No one who abides in Him sins; no one who sins has seen Him or knows Him…No one who is born of God practices sin, because His seed abides him; and he cannot sin, because he is born of God… [1 John 3:6, 9].
Continuing our reflection on the word “abide” in John’s first letter:
We abide in Christ and the seed of God abides in us. While we will pick this passage back up in a future post, in our survey of the word “abide” in John’s letter we see that as we abide in Christ and as the seed of God abides in us that we are delivered from practicing sin as a way of life – in verse 5 John writes, You know that He appeared in order to take away sins; and in Him there is no sin.
That John is not talking about instantaneous perfection is evident from 1:9 – 2:1: If we confess our sins, He is faithful and just to forgive us our sins and to cleanse us from all unrighteousness.
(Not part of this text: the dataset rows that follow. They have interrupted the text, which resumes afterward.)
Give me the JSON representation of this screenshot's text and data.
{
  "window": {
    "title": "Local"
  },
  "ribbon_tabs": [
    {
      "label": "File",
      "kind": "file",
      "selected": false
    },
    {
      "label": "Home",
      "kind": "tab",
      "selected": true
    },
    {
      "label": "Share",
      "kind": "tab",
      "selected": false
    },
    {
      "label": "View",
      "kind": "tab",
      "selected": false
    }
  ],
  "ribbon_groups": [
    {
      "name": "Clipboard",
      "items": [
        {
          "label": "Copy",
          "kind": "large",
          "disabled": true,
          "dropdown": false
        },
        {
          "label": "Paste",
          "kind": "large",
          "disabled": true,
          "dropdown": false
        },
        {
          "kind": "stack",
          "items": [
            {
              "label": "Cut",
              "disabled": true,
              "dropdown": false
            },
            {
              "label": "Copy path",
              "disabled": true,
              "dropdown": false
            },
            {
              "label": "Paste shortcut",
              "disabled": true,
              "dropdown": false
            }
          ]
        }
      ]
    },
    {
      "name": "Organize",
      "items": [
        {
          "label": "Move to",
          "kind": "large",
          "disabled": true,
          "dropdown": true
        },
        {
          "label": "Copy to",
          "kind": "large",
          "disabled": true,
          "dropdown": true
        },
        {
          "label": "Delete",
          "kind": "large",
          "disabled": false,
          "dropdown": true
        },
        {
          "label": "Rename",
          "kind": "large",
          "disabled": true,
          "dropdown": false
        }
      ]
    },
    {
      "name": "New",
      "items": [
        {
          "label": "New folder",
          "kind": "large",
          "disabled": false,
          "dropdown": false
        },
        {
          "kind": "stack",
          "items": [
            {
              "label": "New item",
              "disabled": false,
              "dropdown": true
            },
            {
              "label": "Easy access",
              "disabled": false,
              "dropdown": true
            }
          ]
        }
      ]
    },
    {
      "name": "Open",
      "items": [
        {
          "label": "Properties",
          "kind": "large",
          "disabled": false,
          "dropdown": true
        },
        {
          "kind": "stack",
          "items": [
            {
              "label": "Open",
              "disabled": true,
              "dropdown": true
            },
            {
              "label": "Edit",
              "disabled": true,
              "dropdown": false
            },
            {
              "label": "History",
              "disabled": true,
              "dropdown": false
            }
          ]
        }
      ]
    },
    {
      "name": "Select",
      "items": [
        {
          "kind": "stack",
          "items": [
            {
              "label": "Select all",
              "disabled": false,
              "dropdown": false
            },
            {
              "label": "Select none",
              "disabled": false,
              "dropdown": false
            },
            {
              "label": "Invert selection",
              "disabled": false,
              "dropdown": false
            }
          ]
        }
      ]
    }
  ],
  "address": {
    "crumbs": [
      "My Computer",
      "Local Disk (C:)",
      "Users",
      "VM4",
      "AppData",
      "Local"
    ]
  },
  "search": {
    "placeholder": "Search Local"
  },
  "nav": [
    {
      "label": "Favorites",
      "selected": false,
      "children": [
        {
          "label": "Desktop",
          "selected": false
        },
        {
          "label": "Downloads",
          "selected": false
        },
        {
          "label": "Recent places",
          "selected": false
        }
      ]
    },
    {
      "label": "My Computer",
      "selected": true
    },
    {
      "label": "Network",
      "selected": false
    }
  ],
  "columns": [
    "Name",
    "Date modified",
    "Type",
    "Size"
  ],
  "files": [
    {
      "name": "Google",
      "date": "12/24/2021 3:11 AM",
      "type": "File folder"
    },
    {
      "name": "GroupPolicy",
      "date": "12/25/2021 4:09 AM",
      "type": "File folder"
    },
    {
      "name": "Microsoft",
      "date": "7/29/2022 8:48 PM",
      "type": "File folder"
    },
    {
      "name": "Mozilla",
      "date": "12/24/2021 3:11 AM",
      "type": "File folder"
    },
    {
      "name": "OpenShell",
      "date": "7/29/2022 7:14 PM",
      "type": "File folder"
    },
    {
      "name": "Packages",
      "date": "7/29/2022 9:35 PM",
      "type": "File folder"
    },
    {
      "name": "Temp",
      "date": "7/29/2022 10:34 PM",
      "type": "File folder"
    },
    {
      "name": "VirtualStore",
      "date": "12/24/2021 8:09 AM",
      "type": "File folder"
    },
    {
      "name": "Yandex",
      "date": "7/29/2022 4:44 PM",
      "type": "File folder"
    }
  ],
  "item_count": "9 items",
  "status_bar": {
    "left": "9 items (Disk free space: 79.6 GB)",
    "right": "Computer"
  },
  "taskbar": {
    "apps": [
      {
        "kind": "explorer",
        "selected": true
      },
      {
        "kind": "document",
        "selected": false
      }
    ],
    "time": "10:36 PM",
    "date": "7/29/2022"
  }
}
My little children, I am writing these things to you so that you may not sin. And if anyone sins, we have an Advocate with the Father, Jesus Christ the righteous…
From a general focus on righteousness and sin John moves to a specific focus on love and hate: He who does not love his brother abides in death. Everyone who hates his brother is a murderer; and you know that no murderer has eternal life abiding in him (3:14 – 15). Yes, if we hate we abide in death, but not hating is not enough! We are called positively to love for he who does not love his brother abides in death. We may want to be left alone and to leave others alone – but that is not enough! It is not enough to harbor no ill will or hate, it is not enough simply to do no wrong to others – we are called to love others and not to love is to abide in death.
The sin of commission may be obvious – to hate is evidence of not having eternal life abiding in us; but is the sin of omission obvious? Is it obvious that not loving our brothers and sisters is evidence that we are abiding in death?
John hones in on the subject by asking: But whoever has the world’s goods, and sees his brother in need and closes his heart (bowels of compassion) against him, how does the love of God abide in him? Perhaps we would like John to stop before he arrives at this point. Is it not enough not to hate, not to harbor ill will, not to do no harm to others? Why must John press the point that we are to love others? And then why must John insist on action? If seeing a brother in need means that I must give to that brother out of my resources (and maybe without a tax deduction!) then it is better that I not have relationships that may cost me not only time and energy but also financial resources – or so we might reason. Go away John!
The standard John sets in found in verse 16: We know love by this, that He laid down His life for us; and we ought to lay down our lives for the brethren. This is, of course, in line with the even as motif of John’s Gospel and his letters: we are to walk in the light even as He is in the light, we are to do righteousness even as He does righteousness, we are to love one another even as He loves us, as the Father has sent Jesus even so Jesus sends us – because Christ abides in us and we abide in Christ we are to live as Christ.
Chapter 3 concludes with two more abides: The one who keeps His commandments abides in Him, and He in him. We know by this that He abides in us, by the Spirit whom He has given us.
Our life in the Trinity is to be one of abiding, of union with God in and through Jesus Christ. This is to be, to borrow a phrase from Watchman Nee, The Normal Christian Life.